> Items from an interface collection:
_____

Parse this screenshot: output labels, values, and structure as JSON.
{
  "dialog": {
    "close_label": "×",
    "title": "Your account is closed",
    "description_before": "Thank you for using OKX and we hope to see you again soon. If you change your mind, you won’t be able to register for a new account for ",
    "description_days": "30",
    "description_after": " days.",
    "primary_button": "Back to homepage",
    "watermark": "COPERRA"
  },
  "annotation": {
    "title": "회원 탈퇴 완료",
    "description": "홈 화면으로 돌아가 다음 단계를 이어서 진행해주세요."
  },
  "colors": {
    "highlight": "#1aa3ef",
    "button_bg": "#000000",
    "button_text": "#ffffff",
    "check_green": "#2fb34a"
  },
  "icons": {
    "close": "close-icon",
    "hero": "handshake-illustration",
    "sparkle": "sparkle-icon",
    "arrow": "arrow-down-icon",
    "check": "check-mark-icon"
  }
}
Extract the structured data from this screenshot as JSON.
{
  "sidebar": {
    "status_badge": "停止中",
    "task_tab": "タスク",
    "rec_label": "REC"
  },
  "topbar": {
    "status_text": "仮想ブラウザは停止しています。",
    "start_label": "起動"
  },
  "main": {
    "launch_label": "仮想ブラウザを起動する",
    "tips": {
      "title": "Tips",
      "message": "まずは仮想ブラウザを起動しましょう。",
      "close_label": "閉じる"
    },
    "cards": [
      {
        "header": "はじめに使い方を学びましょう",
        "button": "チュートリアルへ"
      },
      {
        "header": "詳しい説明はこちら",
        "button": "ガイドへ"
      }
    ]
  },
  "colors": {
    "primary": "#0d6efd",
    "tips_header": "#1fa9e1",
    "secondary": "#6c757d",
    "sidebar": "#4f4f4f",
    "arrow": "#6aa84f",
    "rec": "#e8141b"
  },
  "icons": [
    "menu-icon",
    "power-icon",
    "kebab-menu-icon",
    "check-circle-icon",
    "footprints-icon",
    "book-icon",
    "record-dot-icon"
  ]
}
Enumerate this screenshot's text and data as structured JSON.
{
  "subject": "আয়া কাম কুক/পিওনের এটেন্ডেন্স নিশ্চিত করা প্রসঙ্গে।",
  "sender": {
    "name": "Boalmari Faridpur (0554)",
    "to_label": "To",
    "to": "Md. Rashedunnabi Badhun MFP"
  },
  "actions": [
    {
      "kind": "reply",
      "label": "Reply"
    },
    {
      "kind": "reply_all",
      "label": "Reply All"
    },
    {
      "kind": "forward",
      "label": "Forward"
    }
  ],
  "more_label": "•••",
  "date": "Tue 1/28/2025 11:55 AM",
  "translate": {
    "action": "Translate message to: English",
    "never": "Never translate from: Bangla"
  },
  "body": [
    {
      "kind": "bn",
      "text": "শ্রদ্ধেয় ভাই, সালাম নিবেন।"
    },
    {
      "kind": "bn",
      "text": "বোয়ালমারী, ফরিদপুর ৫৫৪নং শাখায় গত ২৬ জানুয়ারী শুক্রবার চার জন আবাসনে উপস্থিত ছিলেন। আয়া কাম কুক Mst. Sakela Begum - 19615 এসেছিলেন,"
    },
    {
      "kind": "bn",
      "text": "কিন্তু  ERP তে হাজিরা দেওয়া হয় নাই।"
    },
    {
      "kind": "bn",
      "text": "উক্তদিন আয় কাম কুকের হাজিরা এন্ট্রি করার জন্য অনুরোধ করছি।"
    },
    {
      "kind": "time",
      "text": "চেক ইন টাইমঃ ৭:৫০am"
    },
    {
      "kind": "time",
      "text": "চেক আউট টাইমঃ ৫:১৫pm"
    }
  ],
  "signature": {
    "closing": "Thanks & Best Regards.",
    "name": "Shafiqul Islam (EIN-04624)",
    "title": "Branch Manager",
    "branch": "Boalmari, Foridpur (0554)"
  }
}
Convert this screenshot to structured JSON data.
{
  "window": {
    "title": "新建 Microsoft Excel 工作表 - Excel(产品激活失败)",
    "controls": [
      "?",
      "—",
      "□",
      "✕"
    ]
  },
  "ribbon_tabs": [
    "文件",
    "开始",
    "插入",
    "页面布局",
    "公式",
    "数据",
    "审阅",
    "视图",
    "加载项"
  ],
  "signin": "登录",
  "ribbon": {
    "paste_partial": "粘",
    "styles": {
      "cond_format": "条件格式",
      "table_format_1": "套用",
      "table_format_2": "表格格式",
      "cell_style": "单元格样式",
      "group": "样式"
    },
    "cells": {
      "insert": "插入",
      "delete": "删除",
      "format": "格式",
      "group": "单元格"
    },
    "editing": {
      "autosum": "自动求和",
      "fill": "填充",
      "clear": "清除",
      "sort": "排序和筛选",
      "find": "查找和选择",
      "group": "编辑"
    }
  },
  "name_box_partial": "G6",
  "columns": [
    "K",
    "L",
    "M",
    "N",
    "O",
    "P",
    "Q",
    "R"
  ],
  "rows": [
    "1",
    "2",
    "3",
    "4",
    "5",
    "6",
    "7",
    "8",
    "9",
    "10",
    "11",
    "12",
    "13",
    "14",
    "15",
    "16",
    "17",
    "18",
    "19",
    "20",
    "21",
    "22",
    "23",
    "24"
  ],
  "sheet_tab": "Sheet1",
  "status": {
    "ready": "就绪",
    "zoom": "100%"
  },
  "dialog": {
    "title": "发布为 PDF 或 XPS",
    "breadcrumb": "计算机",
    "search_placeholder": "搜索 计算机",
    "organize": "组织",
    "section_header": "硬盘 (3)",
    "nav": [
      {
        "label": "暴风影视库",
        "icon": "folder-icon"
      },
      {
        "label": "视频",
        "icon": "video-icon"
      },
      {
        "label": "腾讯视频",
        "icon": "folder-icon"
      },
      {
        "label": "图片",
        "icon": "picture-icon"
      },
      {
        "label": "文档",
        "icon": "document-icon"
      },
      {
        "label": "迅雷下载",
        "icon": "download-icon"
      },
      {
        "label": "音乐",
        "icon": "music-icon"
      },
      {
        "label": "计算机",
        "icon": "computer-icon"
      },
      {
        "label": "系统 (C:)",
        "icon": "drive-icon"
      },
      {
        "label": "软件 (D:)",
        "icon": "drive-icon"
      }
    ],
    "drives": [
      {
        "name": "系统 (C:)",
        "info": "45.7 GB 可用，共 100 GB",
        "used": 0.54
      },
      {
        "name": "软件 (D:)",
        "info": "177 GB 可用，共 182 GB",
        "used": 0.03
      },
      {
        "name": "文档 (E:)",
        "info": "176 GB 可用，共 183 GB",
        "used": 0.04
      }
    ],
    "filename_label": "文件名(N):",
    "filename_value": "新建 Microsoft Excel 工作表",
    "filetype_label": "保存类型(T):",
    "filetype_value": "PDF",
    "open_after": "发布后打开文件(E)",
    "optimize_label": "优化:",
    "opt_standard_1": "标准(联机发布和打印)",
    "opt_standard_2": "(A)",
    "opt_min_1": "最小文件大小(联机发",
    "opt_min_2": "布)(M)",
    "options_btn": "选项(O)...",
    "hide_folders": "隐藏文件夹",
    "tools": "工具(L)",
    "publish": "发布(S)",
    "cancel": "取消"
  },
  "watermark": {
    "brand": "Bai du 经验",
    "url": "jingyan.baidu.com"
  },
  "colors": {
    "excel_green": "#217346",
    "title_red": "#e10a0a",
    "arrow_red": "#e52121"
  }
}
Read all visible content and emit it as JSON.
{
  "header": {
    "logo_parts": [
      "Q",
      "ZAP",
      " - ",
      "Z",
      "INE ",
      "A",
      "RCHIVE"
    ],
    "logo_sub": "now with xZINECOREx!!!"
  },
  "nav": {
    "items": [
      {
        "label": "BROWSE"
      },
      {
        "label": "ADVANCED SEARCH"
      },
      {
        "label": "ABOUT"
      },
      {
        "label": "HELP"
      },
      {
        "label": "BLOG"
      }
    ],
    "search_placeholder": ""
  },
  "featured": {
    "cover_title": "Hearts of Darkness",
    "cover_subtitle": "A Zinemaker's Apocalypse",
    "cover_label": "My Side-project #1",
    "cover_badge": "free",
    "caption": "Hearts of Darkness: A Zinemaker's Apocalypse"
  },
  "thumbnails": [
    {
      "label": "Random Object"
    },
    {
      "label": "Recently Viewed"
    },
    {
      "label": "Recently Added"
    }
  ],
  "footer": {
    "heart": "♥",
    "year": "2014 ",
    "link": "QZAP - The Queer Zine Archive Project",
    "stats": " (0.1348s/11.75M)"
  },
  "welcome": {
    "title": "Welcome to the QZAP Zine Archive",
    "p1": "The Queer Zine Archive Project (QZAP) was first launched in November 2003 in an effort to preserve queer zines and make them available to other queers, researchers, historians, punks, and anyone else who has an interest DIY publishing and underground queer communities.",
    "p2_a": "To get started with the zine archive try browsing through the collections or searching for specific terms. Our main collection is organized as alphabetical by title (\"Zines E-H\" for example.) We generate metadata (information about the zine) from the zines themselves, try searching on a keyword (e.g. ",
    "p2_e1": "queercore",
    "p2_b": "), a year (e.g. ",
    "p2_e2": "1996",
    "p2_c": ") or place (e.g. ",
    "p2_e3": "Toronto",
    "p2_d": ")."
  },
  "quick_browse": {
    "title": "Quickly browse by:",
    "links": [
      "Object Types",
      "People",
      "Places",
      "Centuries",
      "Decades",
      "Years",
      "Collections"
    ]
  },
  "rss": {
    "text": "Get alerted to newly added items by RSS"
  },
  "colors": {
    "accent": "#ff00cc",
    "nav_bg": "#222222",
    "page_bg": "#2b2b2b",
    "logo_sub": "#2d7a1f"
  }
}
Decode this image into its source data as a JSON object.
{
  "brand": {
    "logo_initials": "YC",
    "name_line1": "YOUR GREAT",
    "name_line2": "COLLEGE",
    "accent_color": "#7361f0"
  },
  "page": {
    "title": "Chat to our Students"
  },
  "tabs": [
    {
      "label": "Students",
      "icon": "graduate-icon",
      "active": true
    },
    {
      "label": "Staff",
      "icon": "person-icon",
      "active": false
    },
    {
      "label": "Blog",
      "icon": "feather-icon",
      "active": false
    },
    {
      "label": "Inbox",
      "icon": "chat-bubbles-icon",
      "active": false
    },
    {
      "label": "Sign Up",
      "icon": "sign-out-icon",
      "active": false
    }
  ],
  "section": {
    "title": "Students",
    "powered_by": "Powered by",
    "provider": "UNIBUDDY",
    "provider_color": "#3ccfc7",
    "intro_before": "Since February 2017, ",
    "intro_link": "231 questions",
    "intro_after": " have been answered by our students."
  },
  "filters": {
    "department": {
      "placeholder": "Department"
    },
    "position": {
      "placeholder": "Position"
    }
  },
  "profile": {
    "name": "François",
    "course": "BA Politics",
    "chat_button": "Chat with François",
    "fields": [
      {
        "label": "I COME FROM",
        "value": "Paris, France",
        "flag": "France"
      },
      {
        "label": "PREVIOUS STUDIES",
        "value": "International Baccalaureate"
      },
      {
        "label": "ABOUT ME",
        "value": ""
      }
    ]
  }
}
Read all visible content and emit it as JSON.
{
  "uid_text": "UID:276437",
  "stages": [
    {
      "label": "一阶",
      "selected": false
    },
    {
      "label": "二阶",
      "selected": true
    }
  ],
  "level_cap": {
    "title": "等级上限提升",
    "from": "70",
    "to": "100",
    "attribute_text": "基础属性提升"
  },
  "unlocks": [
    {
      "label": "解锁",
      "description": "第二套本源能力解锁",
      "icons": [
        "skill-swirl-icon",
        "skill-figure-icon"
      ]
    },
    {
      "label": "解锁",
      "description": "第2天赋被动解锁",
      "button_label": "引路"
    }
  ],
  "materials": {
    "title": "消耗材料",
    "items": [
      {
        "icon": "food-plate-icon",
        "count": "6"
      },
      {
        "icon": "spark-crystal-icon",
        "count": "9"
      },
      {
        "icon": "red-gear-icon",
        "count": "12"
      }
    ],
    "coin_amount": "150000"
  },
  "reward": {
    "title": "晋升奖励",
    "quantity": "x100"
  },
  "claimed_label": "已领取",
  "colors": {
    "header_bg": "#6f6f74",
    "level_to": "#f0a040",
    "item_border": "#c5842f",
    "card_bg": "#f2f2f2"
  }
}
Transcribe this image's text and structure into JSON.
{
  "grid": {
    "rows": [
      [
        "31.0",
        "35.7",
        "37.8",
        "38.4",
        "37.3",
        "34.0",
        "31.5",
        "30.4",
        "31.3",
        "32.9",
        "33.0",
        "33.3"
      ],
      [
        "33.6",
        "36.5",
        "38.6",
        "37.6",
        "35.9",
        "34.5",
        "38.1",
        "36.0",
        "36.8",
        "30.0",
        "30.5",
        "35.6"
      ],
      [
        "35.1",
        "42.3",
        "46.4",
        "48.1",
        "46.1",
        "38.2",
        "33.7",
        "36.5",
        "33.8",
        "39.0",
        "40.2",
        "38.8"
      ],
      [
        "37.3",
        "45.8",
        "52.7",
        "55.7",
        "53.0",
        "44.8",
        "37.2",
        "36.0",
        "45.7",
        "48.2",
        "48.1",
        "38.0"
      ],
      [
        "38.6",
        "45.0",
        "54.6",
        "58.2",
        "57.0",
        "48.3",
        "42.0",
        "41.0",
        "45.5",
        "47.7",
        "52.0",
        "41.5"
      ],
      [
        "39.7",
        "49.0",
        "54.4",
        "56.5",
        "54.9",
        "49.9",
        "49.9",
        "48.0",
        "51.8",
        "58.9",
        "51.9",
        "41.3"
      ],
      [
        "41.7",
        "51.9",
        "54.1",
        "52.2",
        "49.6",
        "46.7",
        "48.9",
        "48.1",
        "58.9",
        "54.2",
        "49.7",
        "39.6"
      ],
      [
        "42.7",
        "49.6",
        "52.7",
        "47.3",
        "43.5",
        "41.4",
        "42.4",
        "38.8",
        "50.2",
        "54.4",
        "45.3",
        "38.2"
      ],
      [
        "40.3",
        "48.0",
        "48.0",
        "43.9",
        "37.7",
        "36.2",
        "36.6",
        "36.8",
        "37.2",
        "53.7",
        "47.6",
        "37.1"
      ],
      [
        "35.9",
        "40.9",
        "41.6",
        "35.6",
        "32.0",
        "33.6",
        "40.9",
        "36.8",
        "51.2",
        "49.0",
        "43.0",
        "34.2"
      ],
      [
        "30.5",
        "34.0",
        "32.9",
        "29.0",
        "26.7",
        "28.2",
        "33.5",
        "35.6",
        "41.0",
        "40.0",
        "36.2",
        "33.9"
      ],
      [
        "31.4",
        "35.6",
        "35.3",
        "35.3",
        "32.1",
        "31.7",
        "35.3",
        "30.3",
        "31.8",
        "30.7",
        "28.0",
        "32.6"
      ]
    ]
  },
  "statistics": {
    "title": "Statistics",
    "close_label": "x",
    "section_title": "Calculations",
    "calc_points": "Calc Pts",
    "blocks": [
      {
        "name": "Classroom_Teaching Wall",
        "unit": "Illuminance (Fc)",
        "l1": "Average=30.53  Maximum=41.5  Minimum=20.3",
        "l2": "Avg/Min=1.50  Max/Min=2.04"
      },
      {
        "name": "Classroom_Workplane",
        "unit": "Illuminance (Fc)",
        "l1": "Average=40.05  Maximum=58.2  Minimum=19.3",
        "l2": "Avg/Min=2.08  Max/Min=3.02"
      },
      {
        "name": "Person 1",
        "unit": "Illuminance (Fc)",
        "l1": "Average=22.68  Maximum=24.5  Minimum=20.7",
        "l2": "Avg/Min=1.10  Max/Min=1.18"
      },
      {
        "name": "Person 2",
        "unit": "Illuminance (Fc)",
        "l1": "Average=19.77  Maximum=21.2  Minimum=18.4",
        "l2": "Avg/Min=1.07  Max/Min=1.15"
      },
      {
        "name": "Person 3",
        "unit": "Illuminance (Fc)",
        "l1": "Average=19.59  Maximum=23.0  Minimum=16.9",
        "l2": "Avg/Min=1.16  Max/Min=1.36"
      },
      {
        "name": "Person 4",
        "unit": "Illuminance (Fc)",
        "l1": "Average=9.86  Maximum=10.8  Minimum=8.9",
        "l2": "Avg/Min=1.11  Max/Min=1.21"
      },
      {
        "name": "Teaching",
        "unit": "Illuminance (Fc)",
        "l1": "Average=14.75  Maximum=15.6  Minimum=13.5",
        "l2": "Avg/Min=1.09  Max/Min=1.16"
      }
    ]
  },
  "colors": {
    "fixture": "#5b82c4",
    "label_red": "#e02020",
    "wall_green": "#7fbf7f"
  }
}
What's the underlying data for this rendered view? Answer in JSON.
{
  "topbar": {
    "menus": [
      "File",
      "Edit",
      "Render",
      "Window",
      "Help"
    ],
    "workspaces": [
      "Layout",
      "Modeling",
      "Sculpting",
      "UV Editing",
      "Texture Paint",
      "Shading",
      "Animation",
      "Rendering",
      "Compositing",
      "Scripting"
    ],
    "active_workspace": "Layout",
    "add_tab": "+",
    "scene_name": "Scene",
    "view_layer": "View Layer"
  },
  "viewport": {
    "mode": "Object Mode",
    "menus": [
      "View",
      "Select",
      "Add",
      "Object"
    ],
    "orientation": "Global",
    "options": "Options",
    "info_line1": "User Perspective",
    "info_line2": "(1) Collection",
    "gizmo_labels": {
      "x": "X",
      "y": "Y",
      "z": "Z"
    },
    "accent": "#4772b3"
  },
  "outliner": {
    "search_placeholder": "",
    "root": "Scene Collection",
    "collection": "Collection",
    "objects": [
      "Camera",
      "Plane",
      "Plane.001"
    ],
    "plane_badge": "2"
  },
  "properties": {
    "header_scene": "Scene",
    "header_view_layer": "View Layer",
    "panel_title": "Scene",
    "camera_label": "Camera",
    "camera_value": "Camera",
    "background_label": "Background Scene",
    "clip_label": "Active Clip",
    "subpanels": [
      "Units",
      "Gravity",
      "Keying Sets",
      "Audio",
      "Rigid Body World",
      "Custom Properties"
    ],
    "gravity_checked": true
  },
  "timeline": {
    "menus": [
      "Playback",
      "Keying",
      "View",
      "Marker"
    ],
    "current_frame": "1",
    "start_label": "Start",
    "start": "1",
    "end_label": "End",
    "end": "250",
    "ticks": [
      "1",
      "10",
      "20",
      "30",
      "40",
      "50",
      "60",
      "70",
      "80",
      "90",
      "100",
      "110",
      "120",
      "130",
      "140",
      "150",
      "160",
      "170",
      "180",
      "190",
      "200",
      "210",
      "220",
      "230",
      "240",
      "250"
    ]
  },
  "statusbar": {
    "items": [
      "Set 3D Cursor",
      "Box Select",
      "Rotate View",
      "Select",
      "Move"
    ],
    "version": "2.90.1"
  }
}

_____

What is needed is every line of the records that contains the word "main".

  "main": {
    "p2_a": "To get started with the zine archive try browsing through the collections or searching for specific terms. Our main collection is organized as alphabetical by title (\"Zines E-H\" for example.) We generate metadata (information about the zine) from the zines themselves, try searching on a keyword (e.g. ",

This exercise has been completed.